> **Supplied records**
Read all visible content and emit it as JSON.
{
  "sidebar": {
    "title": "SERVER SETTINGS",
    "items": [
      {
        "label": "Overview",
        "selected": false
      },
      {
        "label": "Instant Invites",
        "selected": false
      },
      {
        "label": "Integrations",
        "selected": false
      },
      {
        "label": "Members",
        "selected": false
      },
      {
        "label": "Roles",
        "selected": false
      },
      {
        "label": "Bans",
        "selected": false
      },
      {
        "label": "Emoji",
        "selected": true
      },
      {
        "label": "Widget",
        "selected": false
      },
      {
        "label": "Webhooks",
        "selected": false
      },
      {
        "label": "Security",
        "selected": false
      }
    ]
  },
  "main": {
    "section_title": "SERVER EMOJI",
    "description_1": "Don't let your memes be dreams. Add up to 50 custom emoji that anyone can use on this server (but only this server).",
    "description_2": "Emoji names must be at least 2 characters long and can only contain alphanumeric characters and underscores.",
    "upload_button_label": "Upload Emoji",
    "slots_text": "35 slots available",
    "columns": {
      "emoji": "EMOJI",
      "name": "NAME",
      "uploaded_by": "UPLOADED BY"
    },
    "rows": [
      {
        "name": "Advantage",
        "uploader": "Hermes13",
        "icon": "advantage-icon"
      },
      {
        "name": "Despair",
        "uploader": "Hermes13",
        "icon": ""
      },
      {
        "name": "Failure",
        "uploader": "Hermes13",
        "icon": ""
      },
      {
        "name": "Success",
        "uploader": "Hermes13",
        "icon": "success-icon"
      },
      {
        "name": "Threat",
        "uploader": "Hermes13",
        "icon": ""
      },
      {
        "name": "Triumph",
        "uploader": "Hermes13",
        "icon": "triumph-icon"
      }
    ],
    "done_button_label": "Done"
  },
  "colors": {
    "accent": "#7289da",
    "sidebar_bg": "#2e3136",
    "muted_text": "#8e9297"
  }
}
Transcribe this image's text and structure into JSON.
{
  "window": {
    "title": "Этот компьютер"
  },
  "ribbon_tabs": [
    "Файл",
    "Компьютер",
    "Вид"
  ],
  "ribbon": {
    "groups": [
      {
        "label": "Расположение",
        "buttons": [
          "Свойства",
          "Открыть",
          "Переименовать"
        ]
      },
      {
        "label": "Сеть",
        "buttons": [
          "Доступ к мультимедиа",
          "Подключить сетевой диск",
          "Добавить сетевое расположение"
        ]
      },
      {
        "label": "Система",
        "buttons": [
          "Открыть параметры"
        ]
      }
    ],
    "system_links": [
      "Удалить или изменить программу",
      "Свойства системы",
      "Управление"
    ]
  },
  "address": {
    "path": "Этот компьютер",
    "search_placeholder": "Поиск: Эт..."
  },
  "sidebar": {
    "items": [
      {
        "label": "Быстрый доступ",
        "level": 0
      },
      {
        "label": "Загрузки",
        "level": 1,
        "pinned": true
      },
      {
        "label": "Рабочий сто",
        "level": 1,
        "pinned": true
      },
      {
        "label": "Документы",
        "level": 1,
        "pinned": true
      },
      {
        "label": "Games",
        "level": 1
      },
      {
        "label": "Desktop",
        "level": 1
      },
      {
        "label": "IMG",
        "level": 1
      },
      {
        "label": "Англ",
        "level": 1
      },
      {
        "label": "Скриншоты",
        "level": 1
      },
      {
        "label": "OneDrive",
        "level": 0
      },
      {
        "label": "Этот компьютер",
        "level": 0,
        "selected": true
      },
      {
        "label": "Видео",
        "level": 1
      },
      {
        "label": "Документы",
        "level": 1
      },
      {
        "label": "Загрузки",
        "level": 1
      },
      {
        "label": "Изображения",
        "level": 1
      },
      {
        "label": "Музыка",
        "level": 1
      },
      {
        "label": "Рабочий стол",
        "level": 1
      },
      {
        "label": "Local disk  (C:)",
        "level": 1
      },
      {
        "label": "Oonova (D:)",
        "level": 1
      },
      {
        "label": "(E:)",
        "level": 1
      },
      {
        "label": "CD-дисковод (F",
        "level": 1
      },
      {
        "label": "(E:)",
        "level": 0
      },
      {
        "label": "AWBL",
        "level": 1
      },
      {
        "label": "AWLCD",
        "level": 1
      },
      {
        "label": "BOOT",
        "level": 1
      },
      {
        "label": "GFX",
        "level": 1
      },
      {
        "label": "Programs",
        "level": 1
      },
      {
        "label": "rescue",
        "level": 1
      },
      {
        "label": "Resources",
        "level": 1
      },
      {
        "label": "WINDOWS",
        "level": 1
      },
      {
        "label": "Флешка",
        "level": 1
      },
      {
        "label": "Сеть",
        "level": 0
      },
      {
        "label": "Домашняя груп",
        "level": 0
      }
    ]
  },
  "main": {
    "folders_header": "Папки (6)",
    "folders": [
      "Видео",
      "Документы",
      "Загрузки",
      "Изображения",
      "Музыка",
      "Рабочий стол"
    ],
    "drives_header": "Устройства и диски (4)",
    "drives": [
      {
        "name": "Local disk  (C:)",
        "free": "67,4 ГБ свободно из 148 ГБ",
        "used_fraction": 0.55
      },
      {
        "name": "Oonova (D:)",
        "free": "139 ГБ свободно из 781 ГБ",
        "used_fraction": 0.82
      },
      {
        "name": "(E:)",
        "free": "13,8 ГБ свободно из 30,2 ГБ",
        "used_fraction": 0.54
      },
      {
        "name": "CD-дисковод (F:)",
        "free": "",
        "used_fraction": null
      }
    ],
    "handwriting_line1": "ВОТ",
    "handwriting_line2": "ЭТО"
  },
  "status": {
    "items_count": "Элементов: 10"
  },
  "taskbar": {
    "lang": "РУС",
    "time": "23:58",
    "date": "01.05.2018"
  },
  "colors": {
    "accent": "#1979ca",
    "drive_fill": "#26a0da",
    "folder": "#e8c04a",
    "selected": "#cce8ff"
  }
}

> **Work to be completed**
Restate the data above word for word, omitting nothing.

> **Output below**
Read all visible content and emit it as JSON.
{
  "sidebar": {
    "title": "SERVER SETTINGS",
    "items": [
      {
        "label": "Overview",
        "selected": false
      },
      {
        "label": "Instant Invites",
        "selected": false
      },
      {
        "label": "Integrations",
        "selected": false
      },
      {
        "label": "Members",
        "selected": false
      },
      {
        "label": "Roles",
        "selected": false
      },
      {
        "label": "Bans",
        "selected": false
      },
      {
        "label": "Emoji",
        "selected": true
      },
      {
        "label": "Widget",
        "selected": false
      },
      {
        "label": "Webhooks",
        "selected": false
      },
      {
        "label": "Security",
        "selected": false
      }
    ]
  },
  "main": {
    "section_title": "SERVER EMOJI",
    "description_1": "Don't let your memes be dreams. Add up to 50 custom emoji that anyone can use on this server (but only this server).",
    "description_2": "Emoji names must be at least 2 characters long and can only contain alphanumeric characters and underscores.",
    "upload_button_label": "Upload Emoji",
    "slots_text": "35 slots available",
    "columns": {
      "emoji": "EMOJI",
      "name": "NAME",
      "uploaded_by": "UPLOADED BY"
    },
    "rows": [
      {
        "name": "Advantage",
        "uploader": "Hermes13",
        "icon": "advantage-icon"
      },
      {
        "name": "Despair",
        "uploader": "Hermes13",
        "icon": ""
      },
      {
        "name": "Failure",
        "uploader": "Hermes13",
        "icon": ""
      },
      {
        "name": "Success",
        "uploader": "Hermes13",
        "icon": "success-icon"
      },
      {
        "name": "Threat",
        "uploader": "Hermes13",
        "icon": ""
      },
      {
        "name": "Triumph",
        "uploader": "Hermes13",
        "icon": "triumph-icon"
      }
    ],
    "done_button_label": "Done"
  },
  "colors": {
    "accent": "#7289da",
    "sidebar_bg": "#2e3136",
    "muted_text": "#8e9297"
  }
}
Transcribe this image's text and structure into JSON.
{
  "window": {
    "title": "Этот компьютер"
  },
  "ribbon_tabs": [
    "Файл",
    "Компьютер",
    "Вид"
  ],
  "ribbon": {
    "groups": [
      {
        "label": "Расположение",
        "buttons": [
          "Свойства",
          "Открыть",
          "Переименовать"
        ]
      },
      {
        "label": "Сеть",
        "buttons": [
          "Доступ к мультимедиа",
          "Подключить сетевой диск",
          "Добавить сетевое расположение"
        ]
      },
      {
        "label": "Система",
        "buttons": [
          "Открыть параметры"
        ]
      }
    ],
    "system_links": [
      "Удалить или изменить программу",
      "Свойства системы",
      "Управление"
    ]
  },
  "address": {
    "path": "Этот компьютер",
    "search_placeholder": "Поиск: Эт..."
  },
  "sidebar": {
    "items": [
      {
        "label": "Быстрый доступ",
        "level": 0
      },
      {
        "label": "Загрузки",
        "level": 1,
        "pinned": true
      },
      {
        "label": "Рабочий сто",
        "level": 1,
        "pinned": true
      },
      {
        "label": "Документы",
        "level": 1,
        "pinned": true
      },
      {
        "label": "Games",
        "level": 1
      },
      {
        "label": "Desktop",
        "level": 1
      },
      {
        "label": "IMG",
        "level": 1
      },
      {
        "label": "Англ",
        "level": 1
      },
      {
        "label": "Скриншоты",
        "level": 1
      },
      {
        "label": "OneDrive",
        "level": 0
      },
      {
        "label": "Этот компьютер",
        "level": 0,
        "selected": true
      },
      {
        "label": "Видео",
        "level": 1
      },
      {
        "label": "Документы",
        "level": 1
      },
      {
        "label": "Загрузки",
        "level": 1
      },
      {
        "label": "Изображения",
        "level": 1
      },
      {
        "label": "Музыка",
        "level": 1
      },
      {
        "label": "Рабочий стол",
        "level": 1
      },
      {
        "label": "Local disk  (C:)",
        "level": 1
      },
      {
        "label": "Oonova (D:)",
        "level": 1
      },
      {
        "label": "(E:)",
        "level": 1
      },
      {
        "label": "CD-дисковод (F",
        "level": 1
      },
      {
        "label": "(E:)",
        "level": 0
      },
      {
        "label": "AWBL",
        "level": 1
      },
      {
        "label": "AWLCD",
        "level": 1
      },
      {
        "label": "BOOT",
        "level": 1
      },
      {
        "label": "GFX",
        "level": 1
      },
      {
        "label": "Programs",
        "level": 1
      },
      {
        "label": "rescue",
        "level": 1
      },
      {
        "label": "Resources",
        "level": 1
      },
      {
        "label": "WINDOWS",
        "level": 1
      },
      {
        "label": "Флешка",
        "level": 1
      },
      {
        "label": "Сеть",
        "level": 0
      },
      {
        "label": "Домашняя груп",
        "level": 0
      }
    ]
  },
  "main": {
    "folders_header": "Папки (6)",
    "folders": [
      "Видео",
      "Документы",
      "Загрузки",
      "Изображения",
      "Музыка",
      "Рабочий стол"
    ],
    "drives_header": "Устройства и диски (4)",
    "drives": [
      {
        "name": "Local disk  (C:)",
        "free": "67,4 ГБ свободно из 148 ГБ",
        "used_fraction": 0.55
      },
      {
        "name": "Oonova (D:)",
        "free": "139 ГБ свободно из 781 ГБ",
        "used_fraction": 0.82
      },
      {
        "name": "(E:)",
        "free": "13,8 ГБ свободно из 30,2 ГБ",
        "used_fraction": 0.54
      },
      {
        "name": "CD-дисковод (F:)",
        "free": "",
        "used_fraction": null
      }
    ],
    "handwriting_line1": "ВОТ",
    "handwriting_line2": "ЭТО"
  },
  "status": {
    "items_count": "Элементов: 10"
  },
  "taskbar": {
    "lang": "РУС",
    "time": "23:58",
    "date": "01.05.2018"
  },
  "colors": {
    "accent": "#1979ca",
    "drive_fill": "#26a0da",
    "folder": "#e8c04a",
    "selected": "#cce8ff"
  }
}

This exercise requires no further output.